◆ TASK ITEM
Show all lines from the data that include the word "Favorites".

Dataset rows describing interfaces
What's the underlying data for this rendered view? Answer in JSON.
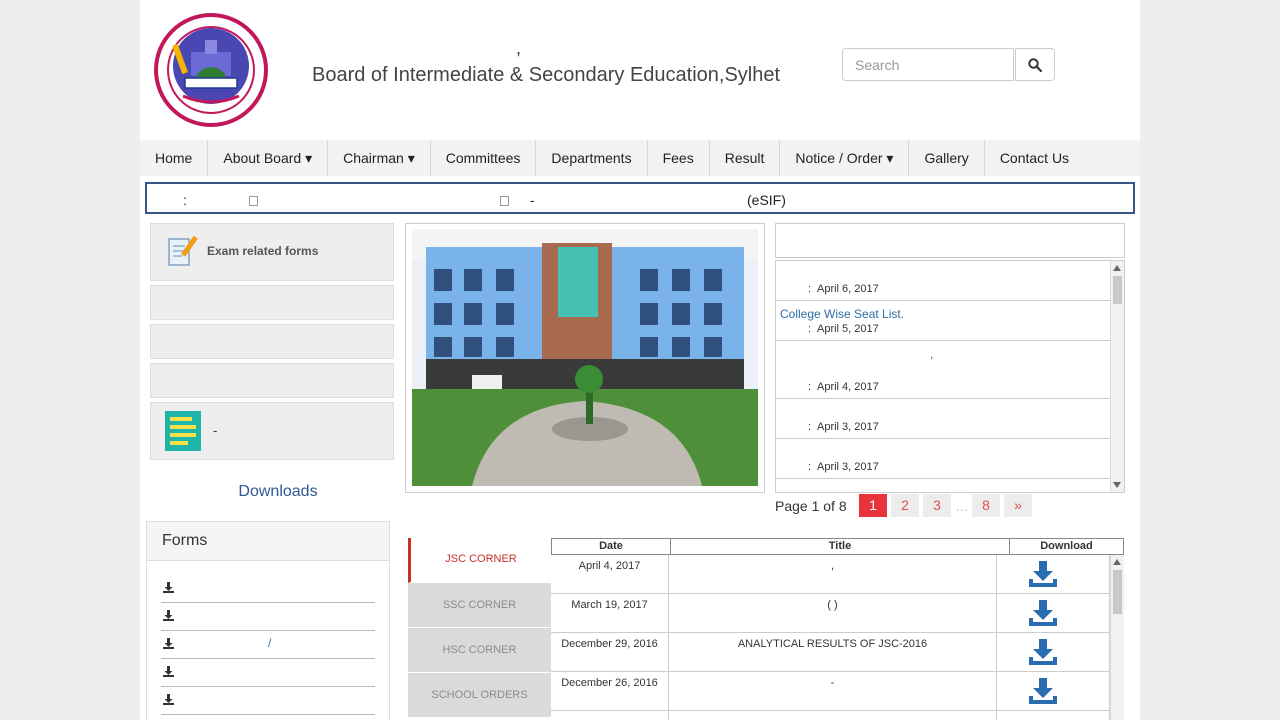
{
  "header": {
    "title_comma": ",",
    "title": "Board of Intermediate & Secondary Education,Sylhet",
    "search_placeholder": "Search"
  },
  "nav": {
    "items": [
      {
        "label": "Home"
      },
      {
        "label": "About Board ▾"
      },
      {
        "label": "Chairman ▾"
      },
      {
        "label": "Committees"
      },
      {
        "label": "Departments"
      },
      {
        "label": "Fees"
      },
      {
        "label": "Result"
      },
      {
        "label": "Notice / Order ▾"
      },
      {
        "label": "Gallery"
      },
      {
        "label": "Contact Us"
      }
    ]
  },
  "marquee": {
    "colon": ":",
    "dash": "-",
    "esif": "(eSIF)"
  },
  "sidebar": {
    "exam_forms": "Exam related forms",
    "fifth_panel_text": "-",
    "downloads_heading": "Downloads",
    "forms_heading": "Forms",
    "form_links": [
      "",
      "",
      "/",
      "",
      ""
    ]
  },
  "notices": {
    "items": [
      {
        "title": "",
        "colon": ":",
        "date": "April 6, 2017"
      },
      {
        "title": "College Wise Seat List.",
        "colon": ":",
        "date": "April 5, 2017"
      },
      {
        "title": ",",
        "colon": ":",
        "date": "April 4, 2017"
      },
      {
        "title": "",
        "colon": ":",
        "date": "April 3, 2017"
      },
      {
        "title": "",
        "colon": ":",
        "date": "April 3, 2017"
      }
    ]
  },
  "pagination": {
    "info": "Page 1 of 8",
    "pages": [
      "1",
      "2",
      "3",
      "8"
    ],
    "ellipsis": "…",
    "next": "»",
    "current": 1
  },
  "corner": {
    "tabs": [
      "JSC CORNER",
      "SSC CORNER",
      "HSC CORNER",
      "SCHOOL ORDERS"
    ],
    "active_tab": "JSC CORNER",
    "columns": [
      "Date",
      "Title",
      "Download"
    ],
    "rows": [
      {
        "date": "April 4, 2017",
        "title": ","
      },
      {
        "date": "March 19, 2017",
        "title": "(                  )"
      },
      {
        "date": "December 29, 2016",
        "title": "ANALYTICAL RESULTS OF JSC-2016"
      },
      {
        "date": "December 26, 2016",
        "title": "-"
      }
    ]
  },
  "colors": {
    "accent_red": "#e8333b",
    "link_blue": "#2e6ea6",
    "download_blue": "#2a6cb0",
    "marquee_border": "#3a5583"
  }
}
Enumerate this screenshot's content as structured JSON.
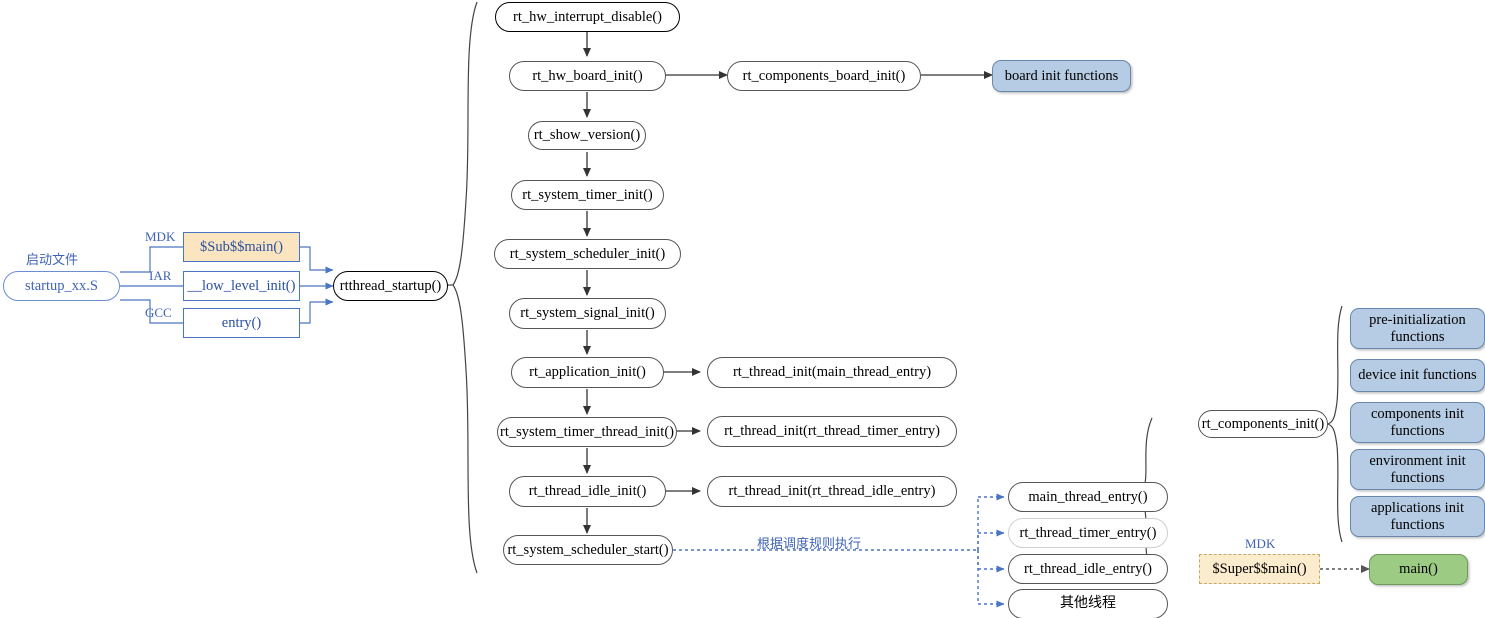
{
  "diagram": {
    "title": "RT-Thread startup flow",
    "colors": {
      "blue_fill": "#b6cce4",
      "green_fill": "#9ccb83",
      "tan_fill": "#fbeccd",
      "tan_fill_solid": "#fbe5c0",
      "blue_line": "#4a74c4",
      "blue_text": "#3f63b5",
      "node_border": "#555555"
    }
  },
  "startup": {
    "caption": "启动文件",
    "file_node": "startup_xx.S",
    "branches": [
      {
        "label": "MDK",
        "node": "$Sub$$main()"
      },
      {
        "label": "IAR",
        "node": "__low_level_init()"
      },
      {
        "label": "GCC",
        "node": "entry()"
      }
    ],
    "target": "rtthread_startup()"
  },
  "main_chain": [
    {
      "id": "n1",
      "label": "rt_hw_interrupt_disable()"
    },
    {
      "id": "n2",
      "label": "rt_hw_board_init()"
    },
    {
      "id": "n3",
      "label": "rt_show_version()"
    },
    {
      "id": "n4",
      "label": "rt_system_timer_init()"
    },
    {
      "id": "n5",
      "label": "rt_system_scheduler_init()"
    },
    {
      "id": "n6",
      "label": "rt_system_signal_init()"
    },
    {
      "id": "n7",
      "label": "rt_application_init()"
    },
    {
      "id": "n8",
      "label": "rt_system_timer_thread_init()"
    },
    {
      "id": "n9",
      "label": "rt_thread_idle_init()"
    },
    {
      "id": "n10",
      "label": "rt_system_scheduler_start()"
    }
  ],
  "side_nodes": {
    "components_board_init": "rt_components_board_init()",
    "board_init_functions": "board init functions",
    "thread_init_main": "rt_thread_init(main_thread_entry)",
    "thread_init_timer": "rt_thread_init(rt_thread_timer_entry)",
    "thread_init_idle": "rt_thread_init(rt_thread_idle_entry)"
  },
  "scheduler_edge_label": "根据调度规则执行",
  "thread_entries": [
    {
      "label": "main_thread_entry()",
      "style": "solid"
    },
    {
      "label": "rt_thread_timer_entry()",
      "style": "faint"
    },
    {
      "label": "rt_thread_idle_entry()",
      "style": "solid"
    },
    {
      "label": "其他线程",
      "style": "solid"
    }
  ],
  "components": {
    "init_node": "rt_components_init()",
    "functions": [
      "pre-initialization\nfunctions",
      "device init functions",
      "components init\nfunctions",
      "environment init\nfunctions",
      "applications init\nfunctions"
    ]
  },
  "super_main": {
    "toolchain_label": "MDK",
    "node": "$Super$$main()",
    "target": "main()"
  }
}
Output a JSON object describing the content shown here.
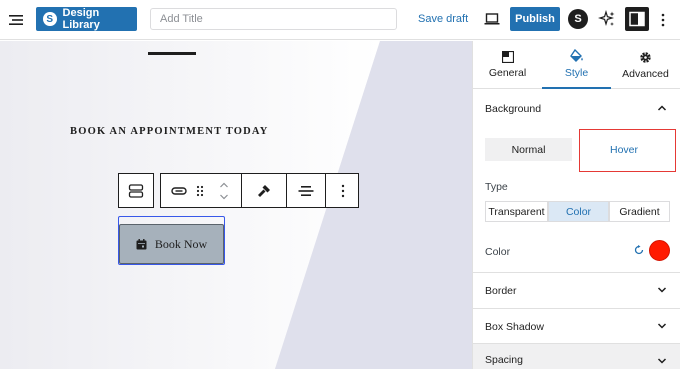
{
  "topbar": {
    "brand_label": "Design Library",
    "brand_logo_letter": "S",
    "title_placeholder": "Add Title",
    "title_value": "",
    "save_draft_label": "Save draft",
    "publish_label": "Publish",
    "account_logo_letter": "S"
  },
  "canvas": {
    "heading": "BOOK AN APPOINTMENT TODAY",
    "button_label": "Book Now",
    "button_icon": "calendar-icon",
    "button_color": "#a6b1bb"
  },
  "toolbar": {
    "icons": [
      "button-group-icon",
      "link-icon",
      "drag-handle-icon",
      "move-up-icon",
      "move-down-icon",
      "style-brush-icon",
      "align-icon",
      "more-options-icon"
    ]
  },
  "sidebar": {
    "tabs": [
      {
        "label": "General",
        "icon": "layout-icon",
        "active": false
      },
      {
        "label": "Style",
        "icon": "paint-bucket-icon",
        "active": true
      },
      {
        "label": "Advanced",
        "icon": "gear-icon",
        "active": false
      }
    ],
    "background": {
      "title": "Background",
      "expanded": true,
      "states": [
        "Normal",
        "Hover"
      ],
      "active_state": "Hover",
      "type_label": "Type",
      "type_options": [
        "Transparent",
        "Color",
        "Gradient"
      ],
      "type_selected": "Color",
      "color_label": "Color",
      "color_value": "#ff1a00"
    },
    "collapsed_sections": [
      "Border",
      "Box Shadow",
      "Spacing"
    ]
  },
  "colors": {
    "accent": "#2271b1",
    "highlight_box": "#e53935"
  }
}
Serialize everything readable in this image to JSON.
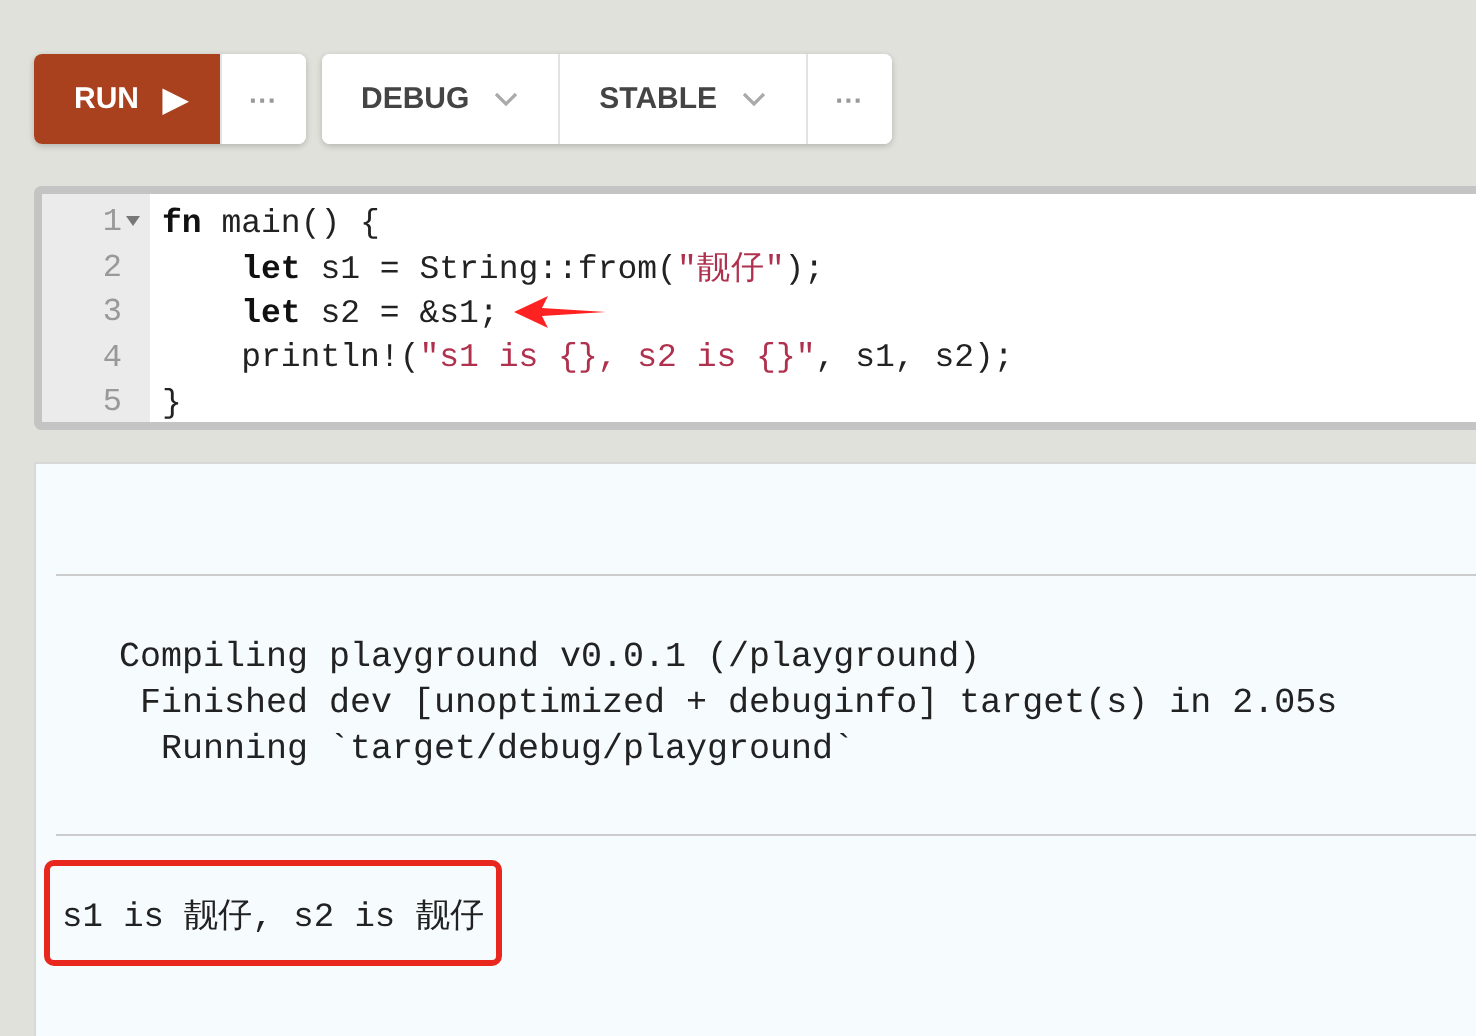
{
  "toolbar": {
    "run": {
      "label": "RUN",
      "icon": "▶"
    },
    "run_more": "···",
    "groups": [
      {
        "kind": "dropdown",
        "label": "DEBUG"
      },
      {
        "kind": "dropdown",
        "label": "STABLE"
      },
      {
        "kind": "more",
        "label": "···"
      }
    ]
  },
  "editor": {
    "lines": [
      {
        "number": "1",
        "foldable": true,
        "annotated": false,
        "tokens": [
          {
            "kind": "keyword",
            "text": "fn"
          },
          {
            "kind": "plain",
            "text": " main() {"
          }
        ]
      },
      {
        "number": "2",
        "foldable": false,
        "annotated": false,
        "tokens": [
          {
            "kind": "keyword",
            "text": "    let"
          },
          {
            "kind": "plain",
            "text": " s1 = String::from("
          },
          {
            "kind": "string",
            "text": "\"靓仔\""
          },
          {
            "kind": "plain",
            "text": ");"
          }
        ]
      },
      {
        "number": "3",
        "foldable": false,
        "annotated": true,
        "tokens": [
          {
            "kind": "keyword",
            "text": "    let"
          },
          {
            "kind": "plain",
            "text": " s2 = &s1;"
          }
        ]
      },
      {
        "number": "4",
        "foldable": false,
        "annotated": false,
        "tokens": [
          {
            "kind": "plain",
            "text": "    println!("
          },
          {
            "kind": "string",
            "text": "\"s1 is {}, s2 is {}\""
          },
          {
            "kind": "plain",
            "text": ", s1, s2);"
          }
        ]
      },
      {
        "number": "5",
        "foldable": false,
        "annotated": false,
        "tokens": [
          {
            "kind": "plain",
            "text": "}"
          }
        ]
      }
    ]
  },
  "output": {
    "log": [
      "   Compiling playground v0.0.1 (/playground)",
      "    Finished dev [unoptimized + debuginfo] target(s) in 2.05s",
      "     Running `target/debug/playground`"
    ],
    "result": {
      "text": "s1 is 靓仔, s2 is 靓仔",
      "highlighted": true
    }
  }
}
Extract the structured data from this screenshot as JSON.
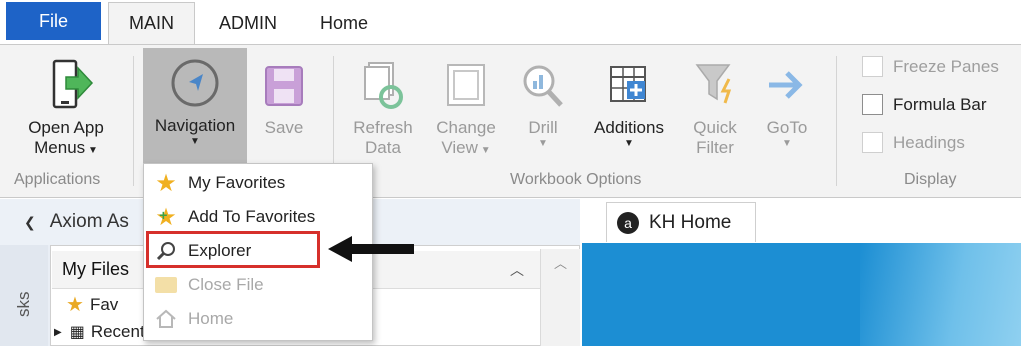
{
  "tabs": {
    "file": "File",
    "main": "MAIN",
    "admin": "ADMIN",
    "home": "Home"
  },
  "ribbon": {
    "open_app_menus": {
      "line1": "Open App",
      "line2": "Menus"
    },
    "navigation": "Navigation",
    "save": "Save",
    "refresh_data": {
      "line1": "Refresh",
      "line2": "Data"
    },
    "change_view": {
      "line1": "Change",
      "line2": "View"
    },
    "drill": "Drill",
    "additions": "Additions",
    "quick_filter": {
      "line1": "Quick",
      "line2": "Filter"
    },
    "goto": "GoTo",
    "freeze_panes": "Freeze Panes",
    "formula_bar": "Formula Bar",
    "headings": "Headings",
    "groups": {
      "applications": "Applications",
      "workbook_options": "Workbook Options",
      "display": "Display"
    }
  },
  "menu": {
    "items": [
      {
        "label": "My Favorites",
        "enabled": true
      },
      {
        "label": "Add To Favorites",
        "enabled": true
      },
      {
        "label": "Explorer",
        "enabled": true
      },
      {
        "label": "Close File",
        "enabled": false
      },
      {
        "label": "Home",
        "enabled": false
      }
    ]
  },
  "pane": {
    "title": "Axiom As",
    "my_files": "My Files",
    "tree": [
      "Fav",
      "Recent"
    ],
    "vertical_tab": "sks"
  },
  "document_tab": {
    "label": "KH Home"
  },
  "colors": {
    "file_tab": "#1e63c7",
    "highlight": "#d6302b",
    "doc_blue": "#1c8ed3"
  }
}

◆ RESPONSE
        "label": "My Favorites",
        "label": "Add To Favorites",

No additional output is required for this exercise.